- **Records for this exercise**
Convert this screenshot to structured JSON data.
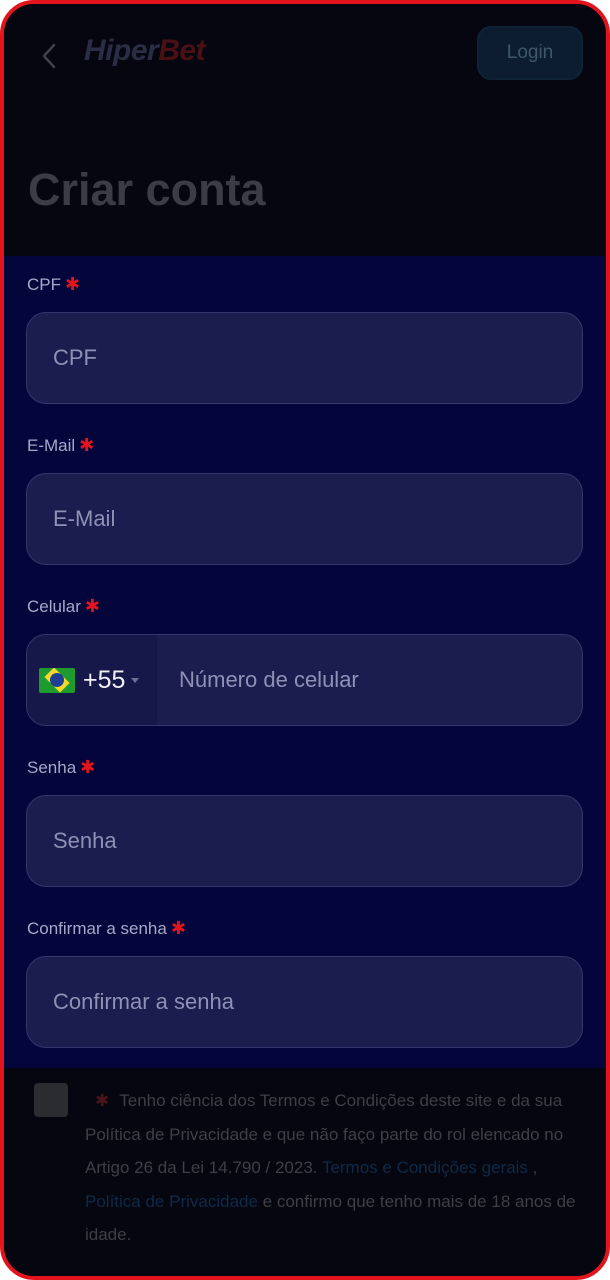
{
  "header": {
    "logo_part1": "Hiper",
    "logo_part2": "Bet",
    "login_label": "Login",
    "title": "Criar conta"
  },
  "form": {
    "cpf": {
      "label": "CPF",
      "placeholder": "CPF"
    },
    "email": {
      "label": "E-Mail",
      "placeholder": "E-Mail"
    },
    "phone": {
      "label": "Celular",
      "country_code": "+55",
      "placeholder": "Número de celular"
    },
    "password": {
      "label": "Senha",
      "placeholder": "Senha"
    },
    "confirm": {
      "label": "Confirmar a senha",
      "placeholder": "Confirmar a senha"
    },
    "required_mark": "✱"
  },
  "terms": {
    "text_before": "Tenho ciência dos Termos e Condições deste site e da sua Política de Privacidade e que não faço parte do rol elencado no Artigo 26 da Lei 14.790 / 2023.",
    "link_terms": "Termos e Condições gerais",
    "separator": ",",
    "link_privacy": "Política de Privacidade",
    "text_after": "e confirmo que tenho mais de 18 anos de idade."
  },
  "icons": {
    "back": "chevron-left-icon",
    "flag": "brazil-flag-icon",
    "caret": "caret-down-icon"
  },
  "colors": {
    "accent_red": "#e3141c",
    "form_bg": "#04053b",
    "input_bg": "#1c1d4f",
    "page_bg": "#05060f"
  }
}
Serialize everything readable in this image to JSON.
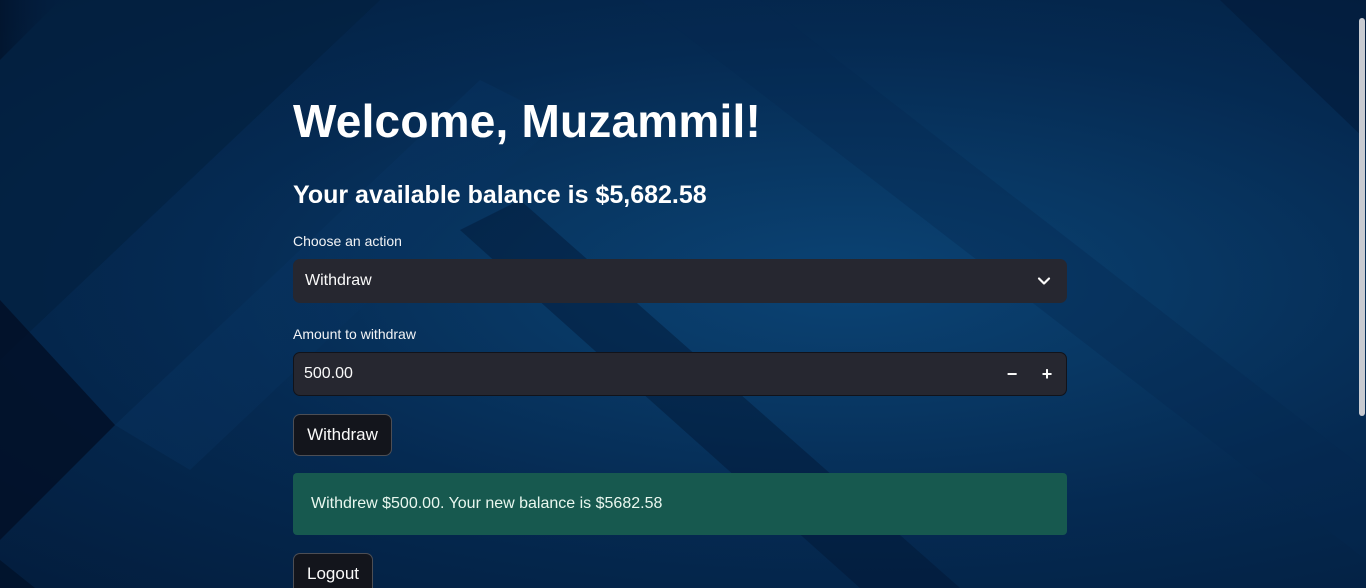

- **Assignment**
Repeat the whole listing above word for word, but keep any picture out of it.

- **Answer to this task**
Convert this screenshot to structured JSON data.
{
  "header": {
    "logo_part1": "Hiper",
    "logo_part2": "Bet",
    "login_label": "Login",
    "title": "Criar conta"
  },
  "form": {
    "cpf": {
      "label": "CPF",
      "placeholder": "CPF"
    },
    "email": {
      "label": "E-Mail",
      "placeholder": "E-Mail"
    },
    "phone": {
      "label": "Celular",
      "country_code": "+55",
      "placeholder": "Número de celular"
    },
    "password": {
      "label": "Senha",
      "placeholder": "Senha"
    },
    "confirm": {
      "label": "Confirmar a senha",
      "placeholder": "Confirmar a senha"
    },
    "required_mark": "✱"
  },
  "terms": {
    "text_before": "Tenho ciência dos Termos e Condições deste site e da sua Política de Privacidade e que não faço parte do rol elencado no Artigo 26 da Lei 14.790 / 2023.",
    "link_terms": "Termos e Condições gerais",
    "separator": ",",
    "link_privacy": "Política de Privacidade",
    "text_after": "e confirmo que tenho mais de 18 anos de idade."
  },
  "icons": {
    "back": "chevron-left-icon",
    "flag": "brazil-flag-icon",
    "caret": "caret-down-icon"
  },
  "colors": {
    "accent_red": "#e3141c",
    "form_bg": "#04053b",
    "input_bg": "#1c1d4f",
    "page_bg": "#05060f"
  }
}
Serialize everything readable in this image to JSON.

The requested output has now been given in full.